The efficacy of salmonid population environmental remediation efforts in the Archery Pond system

Hanna Jackson

Department of Biological Sciences, Simon Fraser University, Burnaby, BC, Canada

*This report is a class project NOT peer-reviewed science


Has the species composition of fishes changed over the last 6 years at the Archery Pond System? Have the average sizes of the species present changed over this period?


We trapped fish with minnow traps in Archery Pond off-channel habitat to assess the relative abundances and lengths of fish over the past 6 years. Coho salmon appear to be in the similar numbers, measured as catch per trap set, currently as they were in 2014 (Figure1A). Rainbow trout populations have decreased significantly from 2014 and 2018 and then did not change in 2020 (Figure 1B). Three-spined sticklebacks and sculpins that were not present in 2014 are now present at low density in the lake at only 0.2 three-spined sticklebacks per trap set and 0.3 sculpins per trap set (Figure 1C, 1D). The lengths of coho salmon and rainbow trout didn’t change significantly year-to-year (Figure 2).

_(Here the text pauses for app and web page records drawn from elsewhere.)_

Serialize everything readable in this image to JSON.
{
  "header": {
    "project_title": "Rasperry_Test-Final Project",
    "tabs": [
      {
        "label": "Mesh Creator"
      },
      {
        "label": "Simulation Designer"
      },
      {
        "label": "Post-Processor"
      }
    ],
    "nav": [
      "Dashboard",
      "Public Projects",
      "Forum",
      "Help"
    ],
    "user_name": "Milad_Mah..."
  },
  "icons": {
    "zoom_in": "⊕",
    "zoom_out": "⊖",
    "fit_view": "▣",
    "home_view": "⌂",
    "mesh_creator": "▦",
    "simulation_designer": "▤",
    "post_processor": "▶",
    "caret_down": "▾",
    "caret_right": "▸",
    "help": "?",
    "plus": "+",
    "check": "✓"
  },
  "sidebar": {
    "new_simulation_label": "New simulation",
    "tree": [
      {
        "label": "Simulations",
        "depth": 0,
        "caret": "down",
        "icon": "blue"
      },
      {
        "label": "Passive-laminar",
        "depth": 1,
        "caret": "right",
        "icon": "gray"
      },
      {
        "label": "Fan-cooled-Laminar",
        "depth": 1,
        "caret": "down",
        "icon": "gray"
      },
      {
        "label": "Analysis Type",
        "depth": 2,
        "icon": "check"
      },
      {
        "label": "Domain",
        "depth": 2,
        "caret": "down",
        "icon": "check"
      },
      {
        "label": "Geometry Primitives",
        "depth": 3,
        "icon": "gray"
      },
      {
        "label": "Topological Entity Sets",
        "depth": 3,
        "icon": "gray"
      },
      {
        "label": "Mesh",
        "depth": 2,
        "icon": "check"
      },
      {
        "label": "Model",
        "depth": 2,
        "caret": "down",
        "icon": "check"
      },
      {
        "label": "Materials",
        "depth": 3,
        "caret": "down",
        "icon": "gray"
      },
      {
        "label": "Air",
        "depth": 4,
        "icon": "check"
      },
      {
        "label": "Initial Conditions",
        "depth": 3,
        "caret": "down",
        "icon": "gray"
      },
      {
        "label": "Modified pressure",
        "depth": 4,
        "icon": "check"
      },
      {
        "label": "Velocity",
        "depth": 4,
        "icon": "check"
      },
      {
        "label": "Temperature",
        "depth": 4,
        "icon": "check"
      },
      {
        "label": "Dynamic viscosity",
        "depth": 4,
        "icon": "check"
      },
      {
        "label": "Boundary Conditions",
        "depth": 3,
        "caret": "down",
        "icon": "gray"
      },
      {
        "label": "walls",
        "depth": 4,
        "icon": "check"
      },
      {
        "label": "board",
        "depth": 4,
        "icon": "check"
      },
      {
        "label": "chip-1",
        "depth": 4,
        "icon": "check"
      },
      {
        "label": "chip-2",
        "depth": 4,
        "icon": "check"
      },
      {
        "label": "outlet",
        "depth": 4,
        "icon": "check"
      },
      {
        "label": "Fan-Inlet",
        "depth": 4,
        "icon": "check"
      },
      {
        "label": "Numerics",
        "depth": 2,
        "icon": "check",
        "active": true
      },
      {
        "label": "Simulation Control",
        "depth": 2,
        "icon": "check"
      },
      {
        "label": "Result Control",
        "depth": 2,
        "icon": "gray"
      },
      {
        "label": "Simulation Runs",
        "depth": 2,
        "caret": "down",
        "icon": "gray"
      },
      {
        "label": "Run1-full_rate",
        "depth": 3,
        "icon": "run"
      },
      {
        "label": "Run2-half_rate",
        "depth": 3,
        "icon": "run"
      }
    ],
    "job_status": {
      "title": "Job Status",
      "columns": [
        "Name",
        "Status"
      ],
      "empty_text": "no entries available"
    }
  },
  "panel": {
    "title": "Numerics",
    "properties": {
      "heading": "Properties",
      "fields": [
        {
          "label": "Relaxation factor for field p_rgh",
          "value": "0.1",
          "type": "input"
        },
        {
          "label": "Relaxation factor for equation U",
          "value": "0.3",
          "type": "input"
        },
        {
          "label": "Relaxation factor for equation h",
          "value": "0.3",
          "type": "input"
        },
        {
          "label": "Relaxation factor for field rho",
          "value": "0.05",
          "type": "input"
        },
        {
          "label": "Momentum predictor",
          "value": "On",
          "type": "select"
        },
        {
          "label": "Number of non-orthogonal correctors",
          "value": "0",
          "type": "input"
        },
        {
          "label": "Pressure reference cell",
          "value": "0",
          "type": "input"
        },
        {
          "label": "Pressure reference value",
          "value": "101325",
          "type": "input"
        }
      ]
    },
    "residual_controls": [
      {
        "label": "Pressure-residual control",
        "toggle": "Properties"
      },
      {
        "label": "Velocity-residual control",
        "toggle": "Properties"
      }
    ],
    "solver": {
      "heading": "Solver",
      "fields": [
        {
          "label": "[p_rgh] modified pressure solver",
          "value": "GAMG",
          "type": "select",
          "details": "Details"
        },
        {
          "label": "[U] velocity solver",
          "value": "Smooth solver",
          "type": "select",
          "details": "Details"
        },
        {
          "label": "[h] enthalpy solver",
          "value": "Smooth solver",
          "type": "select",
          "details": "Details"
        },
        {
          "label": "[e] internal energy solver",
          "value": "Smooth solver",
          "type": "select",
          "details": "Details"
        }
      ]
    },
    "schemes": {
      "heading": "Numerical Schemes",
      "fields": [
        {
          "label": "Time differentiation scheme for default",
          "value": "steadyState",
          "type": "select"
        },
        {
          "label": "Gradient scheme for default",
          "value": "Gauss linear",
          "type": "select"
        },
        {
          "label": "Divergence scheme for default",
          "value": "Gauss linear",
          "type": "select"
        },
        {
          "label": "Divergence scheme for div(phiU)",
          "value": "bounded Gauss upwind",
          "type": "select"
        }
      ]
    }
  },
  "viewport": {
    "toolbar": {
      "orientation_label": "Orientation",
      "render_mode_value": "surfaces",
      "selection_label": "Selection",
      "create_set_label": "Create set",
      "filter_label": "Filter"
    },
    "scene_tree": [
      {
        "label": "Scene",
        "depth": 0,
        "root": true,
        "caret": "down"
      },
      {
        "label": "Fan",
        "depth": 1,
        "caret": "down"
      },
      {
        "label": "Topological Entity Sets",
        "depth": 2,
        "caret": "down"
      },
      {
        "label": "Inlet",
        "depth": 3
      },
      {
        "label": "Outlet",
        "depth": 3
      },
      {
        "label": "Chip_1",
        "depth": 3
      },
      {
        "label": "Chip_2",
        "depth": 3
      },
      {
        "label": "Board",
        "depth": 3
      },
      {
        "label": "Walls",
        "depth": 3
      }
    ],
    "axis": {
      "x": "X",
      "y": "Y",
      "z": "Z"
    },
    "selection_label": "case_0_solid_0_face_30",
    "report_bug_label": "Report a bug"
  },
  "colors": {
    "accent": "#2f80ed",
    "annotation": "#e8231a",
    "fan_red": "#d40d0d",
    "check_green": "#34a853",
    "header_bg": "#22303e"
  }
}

Figure 1. We trapped fish in minnow traps in the Archery Pond system three times over six years and tracked their change in abundance over time.

Figure 2. We measured the lengths of salmonids captured in minnow traps in the Archery Pond system.


Because off-channel habitat provides critical conditions for salmonids (Morley et al. 2005), efforts have been made to provide artificially constructed versions to increase salmon yields. Off-channel habitat produces higher densities of salmonids than the main stem of streams (Martens and Connolly 2014). Further, it has been found that constructed off-channel habitat, when compared to natural off-channel habitat, produce higher densities of juvenile coho (Morley et al. 2005). In our experiment, we found no evidence that supported these previous findings. Over the course of six years, coho salmonid abundance in two artificial off-channel habitats were variable, but on the long term neither increasing nor decreasing (Figure1A), while rainbow trout abundances decreased from 2014 to 2018 and stayed low to 2020 (Figure 1B). Species of less economic interest, the sculpin and three-spined sticklebacks however, increased in abundance during this same time (Figure 1C,1D).

It has also been found that with increased density, comes increased density dependence, leading to a decrease in the size of juveniles (Rosenfeld et al. 2008). We found that there was no change in length of either of the species that had consistent data through the six years, coho salmon and rainbow trout, over the years sampled. Growth is highly dependent on temperature and prey availability (Lusardi et al. 2020), which we have no available data on, but may have contributed to these results.

Our results may indicate that coho salmon and trout experienced factors such as harsh climate, upstream disturbance or decreased food availability that negated the positive effect of the off channel habitat for the coho salmon and rainbow trout. The absence of these species may have released three-spined stickleback and sculpin of competition, allowing them to increase in abundance over the course of the six years. It is also possible that our results show that this off-channel habitat is not helpful to the coho salmon and rainbow trout stocks, however this can’t be know with the limited data collected and requires further analysis of factors that influenced the productivity of these fish stocks over this period of time.

Literature Cited

Lusardi, R. A., B. G. Hammock, C. A. Jeffres, R. A. Dahlgren, and J. D. Kiernan. 2020. Oversummer growth and survival of juvenile coho salmon (Oncorhynchus kisutch) across a natural gradient of stream water temperature and prey availability: An in situ enclosure experiment. Canadian Journal of Fisheries and Aquatic Sciences 77:413–424.

Martens, K. D., and P. J. Connolly. 2014. Juvenile Anadromous Salmonid Production in Upper Columbia River Side Channels with Different Levels of Hydrological Connection. Transactions of the American Fisheries Society 143:757–767.

Morley, S. A., P. S. Garcia, T. R. Bennett, and P. Roni. 2005. Juvenile salmonid (Oncorhynchus spp.) use of constructed and natural side channels in Pacific Northwest rivers. Canadian Journal of Fisheries and Aquatic Sciences 62:2811–2821.

Rosenfeld, J. S., E. Raeburn, P. C. Carrier, and R. Johnson. 2008. Effects of Side Channel Structure on Productivity of Floodplain Habitats for Juvenile Coho Salmon. North American Journal of Fisheries Management 28:1108–1119.